* [TASK DETAILS]:
Work out how many lines in these entries include the string "JSON", and give only that figure.

** Opening RECORDS PROVIDED block **

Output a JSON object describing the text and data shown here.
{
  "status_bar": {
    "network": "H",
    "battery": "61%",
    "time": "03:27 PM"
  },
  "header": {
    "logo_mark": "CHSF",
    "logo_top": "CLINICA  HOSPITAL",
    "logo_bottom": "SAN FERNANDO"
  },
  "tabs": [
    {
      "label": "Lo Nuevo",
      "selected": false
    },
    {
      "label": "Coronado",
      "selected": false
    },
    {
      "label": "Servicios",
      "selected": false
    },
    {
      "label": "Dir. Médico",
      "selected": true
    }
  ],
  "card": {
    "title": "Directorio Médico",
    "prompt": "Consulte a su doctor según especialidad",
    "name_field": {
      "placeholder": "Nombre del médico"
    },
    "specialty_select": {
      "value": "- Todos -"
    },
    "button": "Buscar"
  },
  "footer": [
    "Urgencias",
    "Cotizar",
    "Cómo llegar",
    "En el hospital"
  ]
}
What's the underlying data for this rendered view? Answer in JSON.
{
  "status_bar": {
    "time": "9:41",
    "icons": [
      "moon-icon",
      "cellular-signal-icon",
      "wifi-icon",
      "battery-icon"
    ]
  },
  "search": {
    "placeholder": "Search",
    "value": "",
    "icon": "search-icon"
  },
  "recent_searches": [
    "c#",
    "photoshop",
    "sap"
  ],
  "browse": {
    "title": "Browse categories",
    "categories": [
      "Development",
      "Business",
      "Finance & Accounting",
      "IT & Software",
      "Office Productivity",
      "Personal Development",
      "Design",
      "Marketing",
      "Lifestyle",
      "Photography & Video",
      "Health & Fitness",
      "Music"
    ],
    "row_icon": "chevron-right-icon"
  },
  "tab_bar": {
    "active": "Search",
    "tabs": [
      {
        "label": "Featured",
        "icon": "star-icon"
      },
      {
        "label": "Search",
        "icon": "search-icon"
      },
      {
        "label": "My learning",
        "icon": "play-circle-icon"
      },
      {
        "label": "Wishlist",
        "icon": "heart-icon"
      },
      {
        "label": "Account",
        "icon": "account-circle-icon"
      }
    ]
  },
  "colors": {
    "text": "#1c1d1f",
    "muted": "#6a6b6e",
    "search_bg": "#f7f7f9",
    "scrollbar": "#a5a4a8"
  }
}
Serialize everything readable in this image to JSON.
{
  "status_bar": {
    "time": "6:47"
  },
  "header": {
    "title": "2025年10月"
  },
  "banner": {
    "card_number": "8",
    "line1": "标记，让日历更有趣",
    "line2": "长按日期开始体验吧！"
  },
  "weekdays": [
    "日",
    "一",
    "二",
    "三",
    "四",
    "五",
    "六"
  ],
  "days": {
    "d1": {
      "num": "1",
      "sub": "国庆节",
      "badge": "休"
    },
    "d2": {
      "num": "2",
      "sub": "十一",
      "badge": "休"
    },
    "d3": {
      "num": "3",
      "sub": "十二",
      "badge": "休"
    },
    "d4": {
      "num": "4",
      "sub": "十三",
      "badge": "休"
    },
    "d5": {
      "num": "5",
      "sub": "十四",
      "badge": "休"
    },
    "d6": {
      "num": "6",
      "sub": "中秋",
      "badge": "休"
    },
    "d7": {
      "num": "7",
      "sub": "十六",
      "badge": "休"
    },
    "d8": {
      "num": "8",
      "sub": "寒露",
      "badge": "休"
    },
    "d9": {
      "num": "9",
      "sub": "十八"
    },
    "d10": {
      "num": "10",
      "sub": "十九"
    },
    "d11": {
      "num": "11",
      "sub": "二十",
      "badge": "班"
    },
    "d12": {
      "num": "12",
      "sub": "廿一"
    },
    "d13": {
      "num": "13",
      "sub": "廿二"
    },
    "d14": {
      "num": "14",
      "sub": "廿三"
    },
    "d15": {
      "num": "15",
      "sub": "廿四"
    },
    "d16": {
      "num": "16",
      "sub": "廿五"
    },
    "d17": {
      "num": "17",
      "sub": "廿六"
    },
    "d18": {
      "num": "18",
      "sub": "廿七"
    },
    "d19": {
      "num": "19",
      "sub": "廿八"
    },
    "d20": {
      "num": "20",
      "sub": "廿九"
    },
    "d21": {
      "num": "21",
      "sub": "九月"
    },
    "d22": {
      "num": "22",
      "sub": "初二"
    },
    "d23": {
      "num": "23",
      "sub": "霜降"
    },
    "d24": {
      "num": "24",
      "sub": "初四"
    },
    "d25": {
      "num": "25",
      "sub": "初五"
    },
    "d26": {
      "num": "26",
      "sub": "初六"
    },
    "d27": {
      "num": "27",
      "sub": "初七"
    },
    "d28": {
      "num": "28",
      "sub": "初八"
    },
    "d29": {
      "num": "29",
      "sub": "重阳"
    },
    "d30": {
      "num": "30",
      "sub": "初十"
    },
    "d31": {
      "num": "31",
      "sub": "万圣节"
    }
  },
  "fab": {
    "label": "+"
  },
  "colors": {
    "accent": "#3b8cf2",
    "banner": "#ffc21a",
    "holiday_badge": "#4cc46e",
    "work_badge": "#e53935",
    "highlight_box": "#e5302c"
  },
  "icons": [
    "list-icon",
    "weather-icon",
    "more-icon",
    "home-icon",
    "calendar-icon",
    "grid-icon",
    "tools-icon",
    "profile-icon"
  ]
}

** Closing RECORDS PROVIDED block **

* [SOLUTION FOR THIS EXERCISE]:
3